3. Find a balance between what we expect and what (really) apply: Harvard professor Larry Summers had the following eccentric tactics with his subordinates. When he was asking one of them how much it would take to do a task, he doubled the time and then he was converting it to the next time unit: i.e. if an employee said he needed one hour, he concluded that it would take two days to complete his task. Somehow, he was adopting the external factors and usually he was correct. Tetlock recommends that we should face, in a similar way, our expectations.
4. Manage indications properly: Our beliefs are like hi-tech mobile. They require regular update. And this is taking into account the slightest evidence we have at any time on our disposal. Yes, Martin was the best colleague you had until last week. You will continue to feel the same now, that he left his job half done and flew in London for three days, loading it on your shoulders?

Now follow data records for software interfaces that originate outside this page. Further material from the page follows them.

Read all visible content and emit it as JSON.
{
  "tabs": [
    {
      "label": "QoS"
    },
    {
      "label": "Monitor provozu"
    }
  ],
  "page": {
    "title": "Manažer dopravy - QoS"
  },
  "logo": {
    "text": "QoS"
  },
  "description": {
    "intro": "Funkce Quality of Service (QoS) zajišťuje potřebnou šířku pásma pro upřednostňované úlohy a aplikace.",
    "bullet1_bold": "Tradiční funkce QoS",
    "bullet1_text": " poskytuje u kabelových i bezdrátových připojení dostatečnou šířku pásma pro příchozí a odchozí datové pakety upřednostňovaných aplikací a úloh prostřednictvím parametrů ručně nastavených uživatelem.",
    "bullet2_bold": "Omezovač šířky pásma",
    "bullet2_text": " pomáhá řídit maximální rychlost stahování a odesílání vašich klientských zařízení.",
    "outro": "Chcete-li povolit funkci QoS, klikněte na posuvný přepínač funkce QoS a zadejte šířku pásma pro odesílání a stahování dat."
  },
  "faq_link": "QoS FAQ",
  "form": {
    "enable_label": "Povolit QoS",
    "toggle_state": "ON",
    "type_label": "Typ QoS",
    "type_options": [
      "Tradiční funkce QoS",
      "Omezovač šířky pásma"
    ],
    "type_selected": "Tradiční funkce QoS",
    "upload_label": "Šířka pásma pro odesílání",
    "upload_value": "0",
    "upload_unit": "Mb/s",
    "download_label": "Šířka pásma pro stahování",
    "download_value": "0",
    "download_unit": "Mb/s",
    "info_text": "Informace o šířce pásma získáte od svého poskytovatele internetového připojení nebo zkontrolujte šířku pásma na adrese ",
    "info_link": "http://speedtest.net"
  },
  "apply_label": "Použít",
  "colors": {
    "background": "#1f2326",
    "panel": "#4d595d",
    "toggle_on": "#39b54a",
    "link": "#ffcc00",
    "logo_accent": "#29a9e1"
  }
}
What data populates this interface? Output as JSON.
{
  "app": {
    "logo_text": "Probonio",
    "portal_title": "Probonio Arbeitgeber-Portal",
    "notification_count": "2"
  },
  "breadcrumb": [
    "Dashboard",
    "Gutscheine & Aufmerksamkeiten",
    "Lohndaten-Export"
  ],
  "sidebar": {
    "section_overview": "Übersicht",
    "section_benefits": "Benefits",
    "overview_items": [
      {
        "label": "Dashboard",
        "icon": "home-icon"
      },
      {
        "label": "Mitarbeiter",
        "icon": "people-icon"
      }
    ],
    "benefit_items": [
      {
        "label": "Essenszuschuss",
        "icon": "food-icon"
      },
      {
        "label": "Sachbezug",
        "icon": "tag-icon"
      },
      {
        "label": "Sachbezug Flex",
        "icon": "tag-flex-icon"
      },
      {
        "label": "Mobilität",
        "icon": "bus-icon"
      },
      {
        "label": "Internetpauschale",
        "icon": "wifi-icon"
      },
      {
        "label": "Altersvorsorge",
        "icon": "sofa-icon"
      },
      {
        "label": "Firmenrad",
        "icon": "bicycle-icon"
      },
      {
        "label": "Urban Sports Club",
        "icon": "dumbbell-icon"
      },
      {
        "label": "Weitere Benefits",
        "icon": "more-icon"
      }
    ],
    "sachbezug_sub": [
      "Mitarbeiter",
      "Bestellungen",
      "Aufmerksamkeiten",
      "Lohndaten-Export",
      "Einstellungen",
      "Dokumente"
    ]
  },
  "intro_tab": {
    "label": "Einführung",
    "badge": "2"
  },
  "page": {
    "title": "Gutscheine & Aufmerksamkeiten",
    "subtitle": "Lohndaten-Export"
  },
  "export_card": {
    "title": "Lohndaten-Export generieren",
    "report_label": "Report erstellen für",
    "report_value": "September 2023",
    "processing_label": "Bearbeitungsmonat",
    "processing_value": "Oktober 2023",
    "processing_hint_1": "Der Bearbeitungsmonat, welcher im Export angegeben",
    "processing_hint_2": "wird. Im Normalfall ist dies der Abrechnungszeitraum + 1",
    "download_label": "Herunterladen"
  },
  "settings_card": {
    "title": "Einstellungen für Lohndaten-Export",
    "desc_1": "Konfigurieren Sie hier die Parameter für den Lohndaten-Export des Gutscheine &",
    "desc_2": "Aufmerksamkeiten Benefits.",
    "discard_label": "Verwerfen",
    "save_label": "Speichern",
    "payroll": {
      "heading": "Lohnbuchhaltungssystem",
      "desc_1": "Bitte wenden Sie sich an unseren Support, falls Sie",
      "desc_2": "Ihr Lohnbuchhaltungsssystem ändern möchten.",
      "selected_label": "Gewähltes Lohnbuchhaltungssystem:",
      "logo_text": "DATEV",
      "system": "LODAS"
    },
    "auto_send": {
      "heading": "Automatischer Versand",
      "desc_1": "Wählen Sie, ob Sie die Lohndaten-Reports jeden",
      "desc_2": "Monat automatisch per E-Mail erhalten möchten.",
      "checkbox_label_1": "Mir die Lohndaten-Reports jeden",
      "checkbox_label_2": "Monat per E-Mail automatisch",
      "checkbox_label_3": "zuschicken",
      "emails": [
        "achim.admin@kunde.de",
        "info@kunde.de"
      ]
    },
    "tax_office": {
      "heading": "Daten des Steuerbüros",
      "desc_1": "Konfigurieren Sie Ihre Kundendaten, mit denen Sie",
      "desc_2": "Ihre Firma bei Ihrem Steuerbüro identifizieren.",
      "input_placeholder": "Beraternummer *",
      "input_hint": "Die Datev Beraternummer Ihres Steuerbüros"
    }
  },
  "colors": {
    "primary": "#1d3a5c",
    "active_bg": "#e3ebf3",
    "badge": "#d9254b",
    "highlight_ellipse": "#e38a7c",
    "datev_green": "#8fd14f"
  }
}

5. Consider the contrasting forces every problem: All matters have the opposite side., that together they lead to the composition. To achieve the composition, according to experts, one, should be open to different perspectives, so each time, you use them to create the big picture. Indeed, aggressive tactics to never benefited anyone. Perhaps in another environment this belief is somehow not applicable.
6. Expand your doubts, but do not overdo it: Few things are definite or too weak and "probably" does not help much. Your question, then, must have many grades: think like the radio volume that you can increase or decrease as appropriate.
7. Find the balance between optimism and pessimism, prudence and determination: Prediction professionals know that a quick decision, same as, the constant 'maybe', involve risk. From their experiences they have learned to distinguish their shortcomings and «false alarms» and act accordingly. Do you also do the same? Scan times you took an irrational decision and those with delays, by staying undecided and you will see, the life opportunities you wasted. The right tactics are somewhere in the middle.
8. Accept your failures: Remember that the biggest mistake you can make, is not to learn from your failures. Also do not forget to X-ray your successes, knowing that many of them didn’t happen due to the right tactic nor due to strong instinct, but simply by avoiding mistakes.
9. Take the best of others and let them do the same with you: On the point conversations, correct questions and constructive disagreements: these are the secrets of successful partnerships, Gardner says. He uses the metaphor of a successful American coach in managing people: imagine that you hold a pigeon in your hands. If you hold it too tightly you kill it, but if you hold it too loosely, it will fly away.
10. Forecasting is like riding a bicycle: one never learned to drive by reading a manual. You only learn with practice. And you will understand both success and failure. The first would make pedaling comfortably, the second would fall and hurt. But do not ever get off it. It is the only way to reach far.
11. Do not follow the above rules as rules: Let just open our horizons and mind, wider. No problems are alike and no history ever got repeated in exactly the same manner. You will not always predict correctly, sometimes you will miles far, sometimes you will be very close.
"Try, fail, analyse, reposition your attitude, and try again":
this is the most important advice that results from the book and researching, by Tetlock and Gardner.
And of course do not forget to leave many things to the chance and embrace the unexpected. This is also a form of art...